Chengdu, the capital city of Sichuan province, where Sichuan Airlines has its hub, became a key beneficiary of these developments. Today, more than half of the Fortune Global 500 companies have established branches in Chengdu, a testimony to the city's economic strength.
According to 2017 statistics, Chengdu Shuangliu International Airport's passenger numbers reached 49.8 million, making it China's fourth-busiest airport, and first in central and western China.
Riding on the wave of Chengdu's economic development, Sichuan Airlines' strategic emphasis on safety and service allowed the airline to withstand strong domestic competition, says Zhang Wei, the airline's director of services and marketing.
"Our heavy investment in the highest safety measures is partly due to our location," Zhang says.

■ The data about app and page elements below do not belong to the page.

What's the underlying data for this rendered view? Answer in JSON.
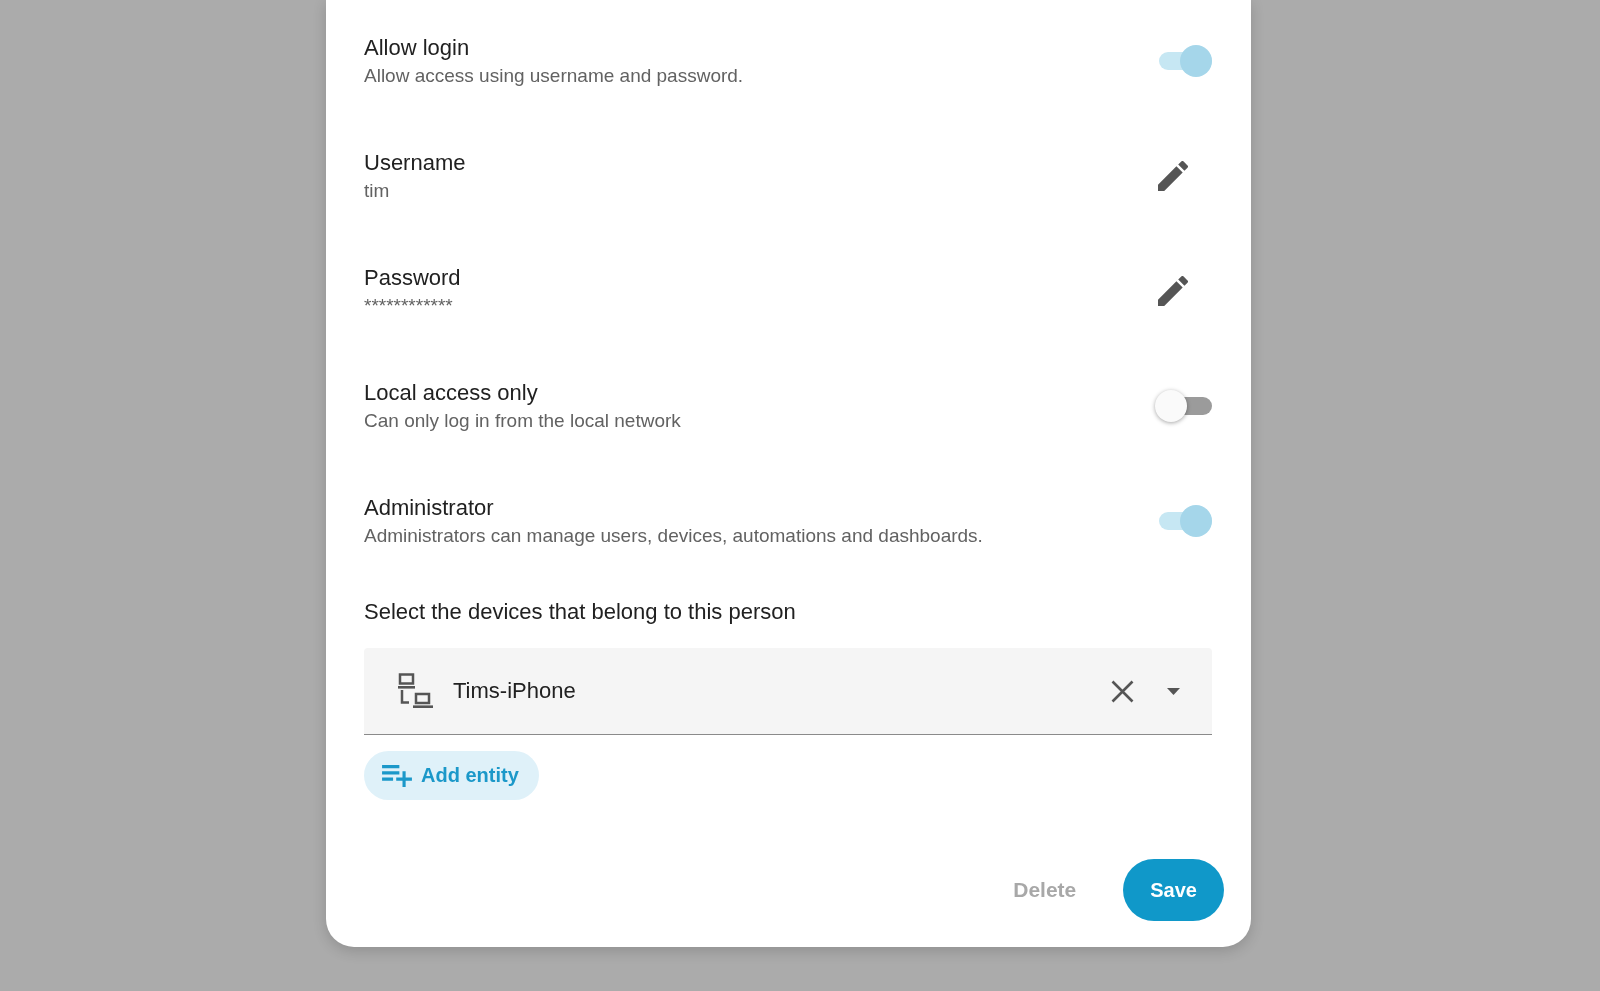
{
  "dialog": {
    "settings": [
      {
        "kind": "toggle",
        "title": "Allow login",
        "subtitle": "Allow access using username and password.",
        "on": true
      },
      {
        "kind": "edit",
        "title": "Username",
        "value": "tim"
      },
      {
        "kind": "edit",
        "title": "Password",
        "value": "************"
      },
      {
        "kind": "toggle",
        "title": "Local access only",
        "subtitle": "Can only log in from the local network",
        "on": false
      },
      {
        "kind": "toggle",
        "title": "Administrator",
        "subtitle": "Administrators can manage users, devices, automations and dashboards.",
        "on": true
      }
    ],
    "devices": {
      "label": "Select the devices that belong to this person",
      "value": "Tims-iPhone"
    },
    "add_entity_button": {
      "label": "Add entity"
    },
    "buttons": [
      {
        "kind": "text",
        "label": "Delete",
        "disabled": true
      },
      {
        "kind": "filled",
        "label": "Save",
        "disabled": false
      }
    ]
  }
}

Sichuan Airlines operates a clustered network of routes across central and western China, including many remote and mountainous regions.
"Many airports in mountainous regions have far stricter safety requirements for airlines' technology and pilots' skills. Our strategic investment in properly serving these airports helped us to build up safety expertise," says Zhang.
One such example is Lhasa Kongga International Airport, the airport serving Lhasa, the capital city of the Tibet autonomous region, a mountainous area known for its harsh and rugged terrain. Located 3,600 meters above sea level, Lhasa Kongga International Airport is one of the highest airports in the world.
In 2017, Sichuan Airlines was ranked the world's 22nd safest airline by the Germany-based Jet Airliner Crash Data Evaluation Centre. According to this ranking, it is the fourth-safest Chinese airline, after Hong Kong-based Cathay Pacific, Taiwan's EVA Air and Haikou-based Hainan Airlines.
Sichuan Airlines' emphasis on service, meanwhile, derives from the fact that a higher proportion of visitors to Sichuan travel for tourism purposes, compared with bigger business hubs such as Beijing and Shanghai. For tourists, experience is the key, and this emphasis on service across the Sichuan region greatly affected on Sichuan Airlines' corporate culture.
As Sichuan's travel links with overseas destinations increased, Sichuan Airlines also increasingly developed international flights. Its first route was launched between Chengdu and Melbourne, Australia, in 2012. Today, more than 40 of the airline's 270 flight routes are international.
"Operating international flights was a steep learning curve," says Zhang. Behind this seemingly easy step was a whole series of actions, including purchasing planes that could accommodate long-haul flights, gaining an understanding of International Civil Aviation Organization standards and building a professional human resources team capable of serving internationally traveling customers.
In the Schengen region, Sichuan Airlines picked Prague as its first destination due to the growing popularity of the Czech Republic for Chinese visitors, says Zhang.
This surge in visitor numbers happened mostly after the Czech Republic joined Schengen in 2007, which conveniently allowed Chinese visitors to include it in their package tours across multiple European cities.
Prague's profile in Chinese tourists' minds received another boost when it was featured in the popular 2015 Chinese romance drama Somewhere Only We Know. In more recent years, initiatives such as the launch of Chinese payment platforms Alipay and UnionPay in many Prague luxury shops have helped to attract Chinese shoppers.
In 2016, the number of Chinese tourists visiting the Czech Republic reached nearly 300,000, a big increase, considering that before 2007 the total was so small that no recorded figures existed.
Looking to the future, Zhang says plans are in the pipeline to launch more Europe flights this year, to locations including Zurich and Copenhagen. "In particular, as 2018 is China-EU Tourism Year, we want to make the most of growing traveler numbers to continue adding more European flights, and continue our journey of international expansion."